The GERMAN producer of biogas tanks Lipp GmbH has entered into a partnership with the University of Mapua to research new raw materials for the production of biogas.

In a statement on Monday, the German-Philippine Chamber of Commerce and Industry (GPCCI) said Lipp would donate biogas yield testing equipment to Mapua to support his research.

“The close collaboration between industry and academia is the cornerstone of German higher and dual education and one of the main reasons for the country’s economic success. Thanks to the Lipp-Mapua partnership, we have been able to locate an important part of the German training system here in the Philippines and support research on waste-to-energy,” said Christopher Zimmer, Executive Director of GPCCI.

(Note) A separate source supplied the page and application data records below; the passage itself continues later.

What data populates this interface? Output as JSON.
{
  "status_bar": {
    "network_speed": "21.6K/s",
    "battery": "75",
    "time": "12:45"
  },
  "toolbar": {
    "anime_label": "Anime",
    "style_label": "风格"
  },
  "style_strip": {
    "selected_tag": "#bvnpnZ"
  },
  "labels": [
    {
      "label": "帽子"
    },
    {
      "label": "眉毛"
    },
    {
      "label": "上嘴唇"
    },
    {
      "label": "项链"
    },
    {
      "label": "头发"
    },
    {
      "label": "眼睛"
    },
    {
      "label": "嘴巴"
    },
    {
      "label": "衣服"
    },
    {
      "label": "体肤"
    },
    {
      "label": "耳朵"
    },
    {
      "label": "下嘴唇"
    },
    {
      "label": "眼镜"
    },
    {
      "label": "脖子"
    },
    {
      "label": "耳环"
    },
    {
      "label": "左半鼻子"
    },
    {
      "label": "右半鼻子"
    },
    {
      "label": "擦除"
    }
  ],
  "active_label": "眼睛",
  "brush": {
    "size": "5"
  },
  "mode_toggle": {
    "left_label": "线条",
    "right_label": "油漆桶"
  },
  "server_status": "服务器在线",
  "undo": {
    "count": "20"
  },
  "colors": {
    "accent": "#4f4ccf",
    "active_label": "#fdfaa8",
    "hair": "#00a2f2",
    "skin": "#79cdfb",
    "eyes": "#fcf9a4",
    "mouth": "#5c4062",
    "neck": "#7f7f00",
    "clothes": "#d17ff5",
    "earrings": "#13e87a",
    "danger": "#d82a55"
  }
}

Biogas is generated by the anaerobic digestion of raw materials. Potential feedstocks include animal by-products, agricultural waste, vegetable and fruit waste, slurry and manure.

GPCCI added that the research partnership between Lipp and Mapua is a public-private partnership supported by the German government.

“We welcome the opportunity to establish a biogas production laboratory here in Mapua. This will support our research and accelerate the growth of the Philippine biogas industry through industry-academia collaboration,” said Mapua University President Reynold B. Vea.

According to Lipp’s managing director, Manuel Lipp, the Philippines is a good candidate for biogas production.

“As a tropical country, the Philippines is full of organic materials whose performance in biogas has not yet been tested. I think there is a lot of potential for biogas production in the Philippines and we want to help access that potential,” Mr. Lipp said.

GPCCI said MetPower Ventures, a unit of Metro Pacific Group, has built two utility-scale biogas plants in Mindanao for the use of Dole Philippines, located in Surallah and Polomok in South Cotabato.

“Both plants use Lipp biogas digester technology and have a combined capacity to produce 5.7 megawatts of clean energy per year. The energy generated powers Dole’s canning operations,” GPCCI said.

GPCCI said feedstock should be evaluated for biogas yield potential before investing in a biogas plant, a capability currently lacking in the Philippines.

Biomass represented only 1% of the energy mix in 2020, according to a report from the Ministry of Energy cited by the GPCCI. — Revin Mikhael D. Ochave